* [Problem description] Go through the records and filter out every line lacking the word "JSON"; copy the lines that remain.

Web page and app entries
────────────────────────────────────────
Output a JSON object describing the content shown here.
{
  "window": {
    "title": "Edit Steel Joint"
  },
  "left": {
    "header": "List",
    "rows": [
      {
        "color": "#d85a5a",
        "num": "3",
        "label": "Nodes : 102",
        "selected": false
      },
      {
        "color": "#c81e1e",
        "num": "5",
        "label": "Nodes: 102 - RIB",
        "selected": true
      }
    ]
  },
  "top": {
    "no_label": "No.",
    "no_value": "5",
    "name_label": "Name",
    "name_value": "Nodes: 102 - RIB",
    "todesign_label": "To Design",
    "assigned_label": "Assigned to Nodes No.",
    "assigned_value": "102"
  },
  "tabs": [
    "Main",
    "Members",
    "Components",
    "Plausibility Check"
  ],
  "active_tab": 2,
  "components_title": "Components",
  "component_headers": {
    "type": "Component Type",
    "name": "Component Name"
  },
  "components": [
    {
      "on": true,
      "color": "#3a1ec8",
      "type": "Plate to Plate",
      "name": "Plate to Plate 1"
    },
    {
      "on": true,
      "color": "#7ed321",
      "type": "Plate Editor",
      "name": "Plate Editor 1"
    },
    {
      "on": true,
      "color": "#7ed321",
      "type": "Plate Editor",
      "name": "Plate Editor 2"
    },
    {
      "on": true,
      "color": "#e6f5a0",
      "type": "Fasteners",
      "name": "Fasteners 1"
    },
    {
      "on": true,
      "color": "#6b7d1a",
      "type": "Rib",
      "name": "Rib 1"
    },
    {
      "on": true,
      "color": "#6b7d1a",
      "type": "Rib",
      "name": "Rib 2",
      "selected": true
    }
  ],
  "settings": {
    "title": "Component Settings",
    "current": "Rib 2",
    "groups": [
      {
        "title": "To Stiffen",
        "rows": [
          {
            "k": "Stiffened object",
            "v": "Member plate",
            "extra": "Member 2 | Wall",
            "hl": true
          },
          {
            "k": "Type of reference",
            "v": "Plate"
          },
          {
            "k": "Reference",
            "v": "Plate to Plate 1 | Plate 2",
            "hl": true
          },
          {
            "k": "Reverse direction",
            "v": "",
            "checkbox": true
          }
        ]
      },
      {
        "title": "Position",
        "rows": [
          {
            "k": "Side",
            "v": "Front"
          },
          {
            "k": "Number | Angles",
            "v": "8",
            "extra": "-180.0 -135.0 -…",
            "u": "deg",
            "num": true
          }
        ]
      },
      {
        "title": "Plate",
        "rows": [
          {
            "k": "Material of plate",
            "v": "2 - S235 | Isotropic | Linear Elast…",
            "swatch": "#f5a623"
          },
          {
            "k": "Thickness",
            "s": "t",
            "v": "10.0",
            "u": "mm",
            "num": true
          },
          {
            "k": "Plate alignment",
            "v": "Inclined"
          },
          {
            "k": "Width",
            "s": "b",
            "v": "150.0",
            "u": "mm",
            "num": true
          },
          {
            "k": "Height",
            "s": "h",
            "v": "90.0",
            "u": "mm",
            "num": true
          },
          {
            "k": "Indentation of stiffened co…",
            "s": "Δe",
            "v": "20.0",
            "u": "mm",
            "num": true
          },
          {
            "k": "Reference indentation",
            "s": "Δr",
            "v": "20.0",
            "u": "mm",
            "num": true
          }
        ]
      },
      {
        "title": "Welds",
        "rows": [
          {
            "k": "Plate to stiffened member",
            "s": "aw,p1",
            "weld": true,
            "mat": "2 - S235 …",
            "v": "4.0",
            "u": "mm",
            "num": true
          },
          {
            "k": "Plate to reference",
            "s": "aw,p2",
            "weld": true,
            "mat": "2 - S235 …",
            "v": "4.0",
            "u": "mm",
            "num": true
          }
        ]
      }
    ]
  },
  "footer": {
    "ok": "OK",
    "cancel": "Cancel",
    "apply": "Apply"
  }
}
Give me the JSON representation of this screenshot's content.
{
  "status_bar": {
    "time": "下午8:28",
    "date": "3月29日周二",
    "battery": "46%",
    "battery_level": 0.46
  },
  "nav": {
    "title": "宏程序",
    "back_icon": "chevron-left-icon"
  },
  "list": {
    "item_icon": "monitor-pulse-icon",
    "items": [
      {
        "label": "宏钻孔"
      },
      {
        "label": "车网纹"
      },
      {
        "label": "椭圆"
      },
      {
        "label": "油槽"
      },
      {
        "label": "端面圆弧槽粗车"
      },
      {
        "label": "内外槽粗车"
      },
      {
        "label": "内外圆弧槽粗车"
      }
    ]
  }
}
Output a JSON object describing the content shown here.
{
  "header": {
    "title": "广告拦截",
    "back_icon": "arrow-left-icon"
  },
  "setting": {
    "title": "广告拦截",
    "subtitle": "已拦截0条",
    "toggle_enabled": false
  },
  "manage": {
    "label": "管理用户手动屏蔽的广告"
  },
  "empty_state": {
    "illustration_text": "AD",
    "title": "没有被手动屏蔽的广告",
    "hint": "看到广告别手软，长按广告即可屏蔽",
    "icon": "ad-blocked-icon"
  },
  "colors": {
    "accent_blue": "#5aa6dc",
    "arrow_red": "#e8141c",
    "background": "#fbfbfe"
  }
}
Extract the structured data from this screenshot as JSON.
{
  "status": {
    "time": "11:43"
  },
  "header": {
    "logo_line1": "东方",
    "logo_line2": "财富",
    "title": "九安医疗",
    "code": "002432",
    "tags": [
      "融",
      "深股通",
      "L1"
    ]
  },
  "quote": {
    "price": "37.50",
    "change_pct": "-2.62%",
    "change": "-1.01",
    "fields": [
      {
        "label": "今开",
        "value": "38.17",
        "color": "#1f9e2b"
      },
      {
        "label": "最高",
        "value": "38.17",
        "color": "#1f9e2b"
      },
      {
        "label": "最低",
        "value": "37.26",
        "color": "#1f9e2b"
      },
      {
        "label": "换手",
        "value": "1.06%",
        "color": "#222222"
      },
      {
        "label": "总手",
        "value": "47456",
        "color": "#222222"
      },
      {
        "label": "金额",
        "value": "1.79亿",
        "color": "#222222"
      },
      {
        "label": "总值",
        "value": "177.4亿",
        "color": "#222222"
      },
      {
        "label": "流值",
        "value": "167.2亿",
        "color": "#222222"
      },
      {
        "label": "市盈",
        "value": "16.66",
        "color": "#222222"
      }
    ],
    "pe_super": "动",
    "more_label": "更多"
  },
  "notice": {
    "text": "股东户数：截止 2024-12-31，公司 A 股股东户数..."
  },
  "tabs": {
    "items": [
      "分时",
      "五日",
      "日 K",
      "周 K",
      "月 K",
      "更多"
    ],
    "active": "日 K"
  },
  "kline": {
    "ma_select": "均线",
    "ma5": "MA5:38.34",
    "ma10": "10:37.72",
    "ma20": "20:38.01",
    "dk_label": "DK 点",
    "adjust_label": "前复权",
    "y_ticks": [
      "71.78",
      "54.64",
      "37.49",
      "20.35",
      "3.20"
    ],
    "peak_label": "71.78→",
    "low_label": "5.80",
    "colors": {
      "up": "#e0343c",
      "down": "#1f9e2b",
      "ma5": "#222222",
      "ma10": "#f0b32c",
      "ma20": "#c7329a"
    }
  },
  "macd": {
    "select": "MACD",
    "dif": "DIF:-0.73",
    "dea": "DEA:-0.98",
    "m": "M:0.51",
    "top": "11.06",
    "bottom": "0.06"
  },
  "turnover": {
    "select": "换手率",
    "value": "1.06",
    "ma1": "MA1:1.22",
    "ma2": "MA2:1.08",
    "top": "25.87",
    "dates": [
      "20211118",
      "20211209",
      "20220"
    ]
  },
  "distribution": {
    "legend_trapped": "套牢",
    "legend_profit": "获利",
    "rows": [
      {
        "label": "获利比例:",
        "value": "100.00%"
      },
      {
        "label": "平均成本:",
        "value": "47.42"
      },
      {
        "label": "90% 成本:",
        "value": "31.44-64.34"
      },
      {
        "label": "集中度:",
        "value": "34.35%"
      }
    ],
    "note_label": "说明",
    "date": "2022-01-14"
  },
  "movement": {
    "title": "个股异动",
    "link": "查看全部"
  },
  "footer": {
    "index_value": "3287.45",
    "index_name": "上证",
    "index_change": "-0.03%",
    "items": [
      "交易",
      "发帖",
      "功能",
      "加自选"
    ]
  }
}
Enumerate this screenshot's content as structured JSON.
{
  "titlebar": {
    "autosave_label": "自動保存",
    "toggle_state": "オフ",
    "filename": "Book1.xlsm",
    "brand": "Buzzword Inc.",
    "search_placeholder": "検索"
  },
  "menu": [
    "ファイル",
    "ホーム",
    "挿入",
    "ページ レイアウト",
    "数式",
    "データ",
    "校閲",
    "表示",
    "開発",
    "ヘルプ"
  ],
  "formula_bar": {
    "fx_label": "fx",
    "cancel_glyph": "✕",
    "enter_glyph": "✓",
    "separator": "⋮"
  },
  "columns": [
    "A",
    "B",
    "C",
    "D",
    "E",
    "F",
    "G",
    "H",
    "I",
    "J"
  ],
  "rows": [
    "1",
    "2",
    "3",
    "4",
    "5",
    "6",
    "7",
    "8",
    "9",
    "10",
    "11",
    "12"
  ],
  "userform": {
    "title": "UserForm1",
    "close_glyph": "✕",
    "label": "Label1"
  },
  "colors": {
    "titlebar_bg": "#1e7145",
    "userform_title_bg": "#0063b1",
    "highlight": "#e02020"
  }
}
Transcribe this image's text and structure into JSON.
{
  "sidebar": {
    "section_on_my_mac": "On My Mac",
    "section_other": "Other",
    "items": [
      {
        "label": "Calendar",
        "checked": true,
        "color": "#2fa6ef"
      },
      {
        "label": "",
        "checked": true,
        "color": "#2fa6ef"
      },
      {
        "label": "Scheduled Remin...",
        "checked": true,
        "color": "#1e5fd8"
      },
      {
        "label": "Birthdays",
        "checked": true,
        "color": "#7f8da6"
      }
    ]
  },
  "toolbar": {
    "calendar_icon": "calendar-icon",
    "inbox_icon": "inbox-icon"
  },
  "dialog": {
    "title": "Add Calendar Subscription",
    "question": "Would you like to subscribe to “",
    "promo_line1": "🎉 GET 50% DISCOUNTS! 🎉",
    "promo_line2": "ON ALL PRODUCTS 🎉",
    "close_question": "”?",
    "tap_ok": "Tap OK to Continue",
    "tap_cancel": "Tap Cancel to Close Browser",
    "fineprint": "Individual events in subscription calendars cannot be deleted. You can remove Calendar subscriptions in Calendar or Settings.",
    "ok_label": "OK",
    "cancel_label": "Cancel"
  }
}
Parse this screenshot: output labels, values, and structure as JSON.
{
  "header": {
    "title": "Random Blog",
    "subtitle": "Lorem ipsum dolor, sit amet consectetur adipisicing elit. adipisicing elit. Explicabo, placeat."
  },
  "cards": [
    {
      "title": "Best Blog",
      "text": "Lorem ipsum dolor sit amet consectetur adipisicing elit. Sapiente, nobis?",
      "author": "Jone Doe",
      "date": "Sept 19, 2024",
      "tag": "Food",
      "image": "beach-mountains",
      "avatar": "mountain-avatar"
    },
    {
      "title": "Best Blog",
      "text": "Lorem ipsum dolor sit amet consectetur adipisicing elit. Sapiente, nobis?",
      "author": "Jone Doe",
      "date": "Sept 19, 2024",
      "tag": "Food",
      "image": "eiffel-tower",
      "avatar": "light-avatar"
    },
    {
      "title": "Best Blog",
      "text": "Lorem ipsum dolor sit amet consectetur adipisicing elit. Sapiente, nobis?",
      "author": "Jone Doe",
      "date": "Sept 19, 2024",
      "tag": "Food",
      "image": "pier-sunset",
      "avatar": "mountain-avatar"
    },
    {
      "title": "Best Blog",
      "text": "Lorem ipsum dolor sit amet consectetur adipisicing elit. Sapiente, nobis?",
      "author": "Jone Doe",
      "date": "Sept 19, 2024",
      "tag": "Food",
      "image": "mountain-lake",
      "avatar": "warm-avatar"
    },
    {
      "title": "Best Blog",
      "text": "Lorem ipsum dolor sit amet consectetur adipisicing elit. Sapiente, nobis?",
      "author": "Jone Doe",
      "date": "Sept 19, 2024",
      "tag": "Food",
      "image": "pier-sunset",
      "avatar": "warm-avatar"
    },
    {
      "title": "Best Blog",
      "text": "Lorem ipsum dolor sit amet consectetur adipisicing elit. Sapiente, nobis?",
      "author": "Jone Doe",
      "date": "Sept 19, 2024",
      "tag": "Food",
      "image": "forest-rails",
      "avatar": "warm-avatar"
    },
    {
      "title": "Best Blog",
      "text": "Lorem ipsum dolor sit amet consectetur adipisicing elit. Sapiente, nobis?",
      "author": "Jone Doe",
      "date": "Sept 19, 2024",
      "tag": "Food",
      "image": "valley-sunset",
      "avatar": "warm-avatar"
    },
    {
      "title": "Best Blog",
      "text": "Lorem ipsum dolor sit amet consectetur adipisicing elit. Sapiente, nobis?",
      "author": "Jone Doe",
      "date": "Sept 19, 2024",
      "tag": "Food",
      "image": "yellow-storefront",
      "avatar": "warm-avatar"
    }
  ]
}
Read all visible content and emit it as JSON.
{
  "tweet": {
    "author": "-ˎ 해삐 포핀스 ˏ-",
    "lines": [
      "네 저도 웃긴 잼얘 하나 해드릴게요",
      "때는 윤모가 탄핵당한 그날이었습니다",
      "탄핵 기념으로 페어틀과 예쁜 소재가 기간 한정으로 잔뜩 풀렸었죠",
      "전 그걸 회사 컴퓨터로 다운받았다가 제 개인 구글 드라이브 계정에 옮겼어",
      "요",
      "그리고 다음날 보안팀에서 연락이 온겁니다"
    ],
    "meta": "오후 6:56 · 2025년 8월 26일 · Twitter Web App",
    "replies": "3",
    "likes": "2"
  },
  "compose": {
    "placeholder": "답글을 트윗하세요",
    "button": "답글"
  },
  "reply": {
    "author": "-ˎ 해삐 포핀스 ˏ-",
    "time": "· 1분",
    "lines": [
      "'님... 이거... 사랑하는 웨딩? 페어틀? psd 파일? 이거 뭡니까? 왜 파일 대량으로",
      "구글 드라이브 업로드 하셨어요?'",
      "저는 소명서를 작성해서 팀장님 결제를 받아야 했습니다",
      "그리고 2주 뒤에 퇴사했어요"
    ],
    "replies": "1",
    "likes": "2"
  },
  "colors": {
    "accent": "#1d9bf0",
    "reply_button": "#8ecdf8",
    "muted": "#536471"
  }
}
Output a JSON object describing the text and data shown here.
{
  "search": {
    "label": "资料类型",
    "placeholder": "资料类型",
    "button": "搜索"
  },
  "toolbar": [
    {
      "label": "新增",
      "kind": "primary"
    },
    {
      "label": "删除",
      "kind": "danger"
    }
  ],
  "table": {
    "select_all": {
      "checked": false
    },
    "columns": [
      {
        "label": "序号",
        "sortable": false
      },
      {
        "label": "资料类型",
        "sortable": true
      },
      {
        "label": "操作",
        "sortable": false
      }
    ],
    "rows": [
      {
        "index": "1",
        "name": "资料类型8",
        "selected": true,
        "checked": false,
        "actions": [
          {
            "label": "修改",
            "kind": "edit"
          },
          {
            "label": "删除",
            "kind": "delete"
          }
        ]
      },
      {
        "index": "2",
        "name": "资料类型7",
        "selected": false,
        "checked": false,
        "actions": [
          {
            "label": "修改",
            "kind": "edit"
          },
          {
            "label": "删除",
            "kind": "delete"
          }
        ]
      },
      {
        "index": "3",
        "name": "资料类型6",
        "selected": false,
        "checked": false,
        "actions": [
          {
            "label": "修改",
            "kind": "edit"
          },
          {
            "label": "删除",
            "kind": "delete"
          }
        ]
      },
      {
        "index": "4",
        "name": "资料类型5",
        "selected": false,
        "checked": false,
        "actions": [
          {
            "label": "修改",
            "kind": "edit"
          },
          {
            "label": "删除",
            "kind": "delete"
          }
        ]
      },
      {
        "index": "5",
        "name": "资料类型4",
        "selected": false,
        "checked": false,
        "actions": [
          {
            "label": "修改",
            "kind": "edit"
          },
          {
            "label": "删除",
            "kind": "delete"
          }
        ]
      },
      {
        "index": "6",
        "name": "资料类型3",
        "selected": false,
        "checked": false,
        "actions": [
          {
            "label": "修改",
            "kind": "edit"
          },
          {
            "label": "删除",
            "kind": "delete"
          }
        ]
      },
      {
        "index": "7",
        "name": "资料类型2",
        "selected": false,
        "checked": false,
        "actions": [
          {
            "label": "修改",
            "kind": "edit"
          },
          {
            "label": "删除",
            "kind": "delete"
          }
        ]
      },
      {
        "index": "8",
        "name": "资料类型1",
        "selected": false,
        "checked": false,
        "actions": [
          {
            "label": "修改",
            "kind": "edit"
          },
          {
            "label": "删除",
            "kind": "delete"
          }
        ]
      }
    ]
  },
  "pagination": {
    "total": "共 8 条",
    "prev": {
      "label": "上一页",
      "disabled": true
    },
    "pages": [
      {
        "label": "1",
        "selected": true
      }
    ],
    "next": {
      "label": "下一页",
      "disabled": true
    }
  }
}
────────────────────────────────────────
* [Response to the task]
Output a JSON object describing the content shown here.
Give me the JSON representation of this screenshot's content.
Output a JSON object describing the content shown here.
Extract the structured data from this screenshot as JSON.
Enumerate this screenshot's content as structured JSON.
Transcribe this image's text and structure into JSON.
Parse this screenshot: output labels, values, and structure as JSON.
Read all visible content and emit it as JSON.
Output a JSON object describing the text and data shown here.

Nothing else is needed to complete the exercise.